List the lines of this listing that hold the word "heart".

DATA RECORDS START

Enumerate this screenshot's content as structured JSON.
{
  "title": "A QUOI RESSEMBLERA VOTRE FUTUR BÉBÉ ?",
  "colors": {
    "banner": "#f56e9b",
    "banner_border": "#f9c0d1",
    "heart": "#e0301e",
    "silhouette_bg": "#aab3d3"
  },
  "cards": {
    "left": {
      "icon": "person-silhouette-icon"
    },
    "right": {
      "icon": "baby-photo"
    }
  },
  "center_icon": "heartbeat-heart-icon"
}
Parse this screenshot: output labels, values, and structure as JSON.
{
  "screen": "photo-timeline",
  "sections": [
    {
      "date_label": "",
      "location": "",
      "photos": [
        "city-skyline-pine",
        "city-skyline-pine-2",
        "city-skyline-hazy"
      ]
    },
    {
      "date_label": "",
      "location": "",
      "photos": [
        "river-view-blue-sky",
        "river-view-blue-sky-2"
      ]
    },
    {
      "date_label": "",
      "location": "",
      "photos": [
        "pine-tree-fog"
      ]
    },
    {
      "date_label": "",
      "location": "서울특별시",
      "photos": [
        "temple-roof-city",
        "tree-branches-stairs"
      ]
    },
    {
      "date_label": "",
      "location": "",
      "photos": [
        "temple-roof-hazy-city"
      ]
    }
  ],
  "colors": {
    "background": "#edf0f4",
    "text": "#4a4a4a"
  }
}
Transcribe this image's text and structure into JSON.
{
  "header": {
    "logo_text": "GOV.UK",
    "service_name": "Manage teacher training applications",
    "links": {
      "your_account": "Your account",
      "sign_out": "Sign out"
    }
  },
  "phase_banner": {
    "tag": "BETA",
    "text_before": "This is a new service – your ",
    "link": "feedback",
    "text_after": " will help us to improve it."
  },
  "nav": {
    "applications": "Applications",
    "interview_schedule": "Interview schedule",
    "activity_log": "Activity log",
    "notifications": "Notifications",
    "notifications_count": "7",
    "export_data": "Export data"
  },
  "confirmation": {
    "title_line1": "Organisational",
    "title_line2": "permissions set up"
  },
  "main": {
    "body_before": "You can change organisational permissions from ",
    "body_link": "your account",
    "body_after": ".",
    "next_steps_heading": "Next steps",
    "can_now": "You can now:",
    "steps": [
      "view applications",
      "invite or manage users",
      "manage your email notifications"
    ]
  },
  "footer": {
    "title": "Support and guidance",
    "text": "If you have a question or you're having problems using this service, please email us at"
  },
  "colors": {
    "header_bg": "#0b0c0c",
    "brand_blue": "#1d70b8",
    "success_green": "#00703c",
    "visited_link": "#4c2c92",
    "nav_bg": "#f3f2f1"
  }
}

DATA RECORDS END

* **REPLY**:
    "heart": "#e0301e",
  "center_icon": "heartbeat-heart-icon"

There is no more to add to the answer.